Odu, Gods, Olodumare, Orunmila, Sacrifices
Sacrifices could be said to be an exchange for failures. This could be seen in a verse under holy Oguda Otua, Orunmila asked human beings to bring rats, fishes, animals, birds etc to him once they noticed an aberration pointing to failure in their life and the lives of their children.
Sacrifices are not only an exchange for failures, they provide food for both heavenly spirit, the mother earth, and fellow men as a kind of sharing, to let everybody have a feeling of love and relevance. Sacrifices are offered in the physical world to the mouth (The mouth is an Orisha See Okanran Otua A mouth that is satiated is a grateful and prayerful mouth. Thanks and prayers definitely would be directed at the person that refuses hunger to kill his kinsmen. One can imagine the mouths of everybody in a community, praying for a singular person to achieve a certain goal. Definitely, god would hear such majority cry. Hence sacrifice offered, bring blessings from god and thereby elucidating faith and continuity in the tradition.

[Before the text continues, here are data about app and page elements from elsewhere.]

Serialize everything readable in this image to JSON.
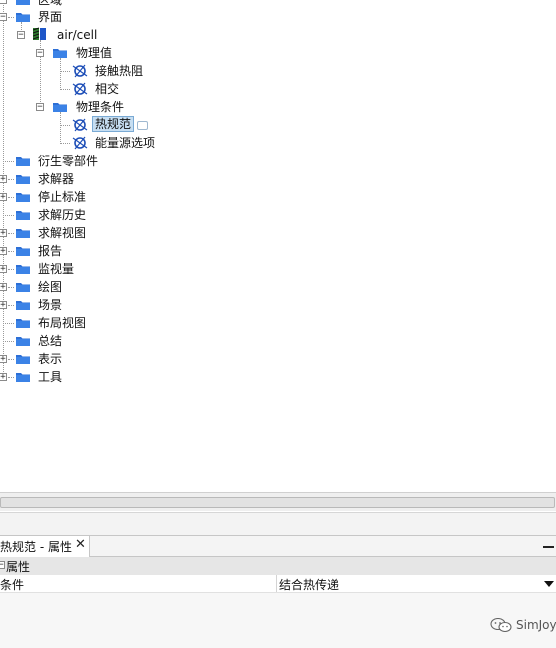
{
  "tree": {
    "region": "区域",
    "interface": "界面",
    "air_cell": "air/cell",
    "physics_values": "物理值",
    "contact_resistance": "接触热阻",
    "intersect": "相交",
    "physics_conditions": "物理条件",
    "thermal_spec": "热规范",
    "energy_source_option": "能量源选项",
    "derived_parts": "衍生零部件",
    "solvers": "求解器",
    "stopping_criteria": "停止标准",
    "solution_history": "求解历史",
    "solution_views": "求解视图",
    "reports": "报告",
    "monitors": "监视量",
    "plots": "绘图",
    "scenes": "场景",
    "layout_views": "布局视图",
    "summary": "总结",
    "representations": "表示",
    "tools": "工具"
  },
  "properties": {
    "tab_title": "热规范 - 属性",
    "section": "属性",
    "row_key": "条件",
    "row_value": "结合热传递"
  },
  "watermark": "SimJoy",
  "colors": {
    "folder": "#2d6fd6",
    "selection": "#c6def2"
  }
}
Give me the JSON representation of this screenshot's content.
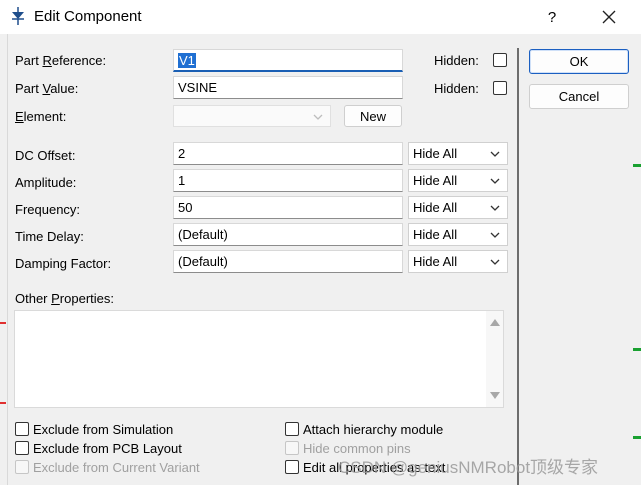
{
  "window": {
    "title": "Edit Component",
    "help": "?",
    "close_icon": "close-icon"
  },
  "fields": {
    "part_reference": {
      "label_pre": "Part ",
      "label_u": "R",
      "label_post": "eference:",
      "value": "V1",
      "hidden_label": "Hidden:",
      "hidden": false
    },
    "part_value": {
      "label_pre": "Part ",
      "label_u": "V",
      "label_post": "alue:",
      "value": "VSINE",
      "hidden_label": "Hidden:",
      "hidden": false
    },
    "element": {
      "label_pre": "",
      "label_u": "E",
      "label_post": "lement:",
      "value": "",
      "new_button": "New"
    }
  },
  "properties": [
    {
      "label": "DC Offset:",
      "value": "2",
      "visibility": "Hide All"
    },
    {
      "label": "Amplitude:",
      "value": "1",
      "visibility": "Hide All"
    },
    {
      "label": "Frequency:",
      "value": "50",
      "visibility": "Hide All"
    },
    {
      "label": "Time Delay:",
      "value": "(Default)",
      "visibility": "Hide All"
    },
    {
      "label": "Damping Factor:",
      "value": "(Default)",
      "visibility": "Hide All"
    }
  ],
  "other_properties": {
    "label_pre": "Other ",
    "label_u": "P",
    "label_post": "roperties:",
    "value": ""
  },
  "options_left": [
    {
      "label": "Exclude from Simulation",
      "checked": false,
      "enabled": true
    },
    {
      "label": "Exclude from PCB Layout",
      "checked": false,
      "enabled": true
    },
    {
      "label": "Exclude from Current Variant",
      "checked": false,
      "enabled": false
    }
  ],
  "options_right": [
    {
      "label": "Attach hierarchy module",
      "checked": false,
      "enabled": true
    },
    {
      "label": "Hide common pins",
      "checked": false,
      "enabled": false
    },
    {
      "label": "Edit all properties as text",
      "checked": false,
      "enabled": true
    }
  ],
  "buttons": {
    "ok": "OK",
    "cancel": "Cancel"
  },
  "watermark": "CSDN @geniusNMRobot顶级专家",
  "colors": {
    "accent": "#1a5fb4",
    "selection": "#1f6fd2",
    "disabled_text": "#a0a0a0"
  }
}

In the African tradition it is unthinkable to embark upon any major task without first consulting the oracle (Ifa) to ascertain whether or not the proposed action is favourable or not and to probe the probable outcome.
To embark upon serious actions like marriage, child conception, new business ventures or the treatment of disease without first seeking the guidance of Ifa is careless and foolhardy. This is a major mistake for the masses of African descendants in America that desperately need such guidance.
Ifa works with the unseen forces of the universe through the inter-play of the forces of expansion and the forces of contraction. The forces of expansion are symbolized by a single vertical line (I). The forces of contraction are symbolized by a double set of vertical lines (II). These forces are seen as existing in eight dimensions which form two spheres, one inside the other. This sphere is symbolized through the use of two vertical columns. Each column is made up of four sets of either single or double vertical lines.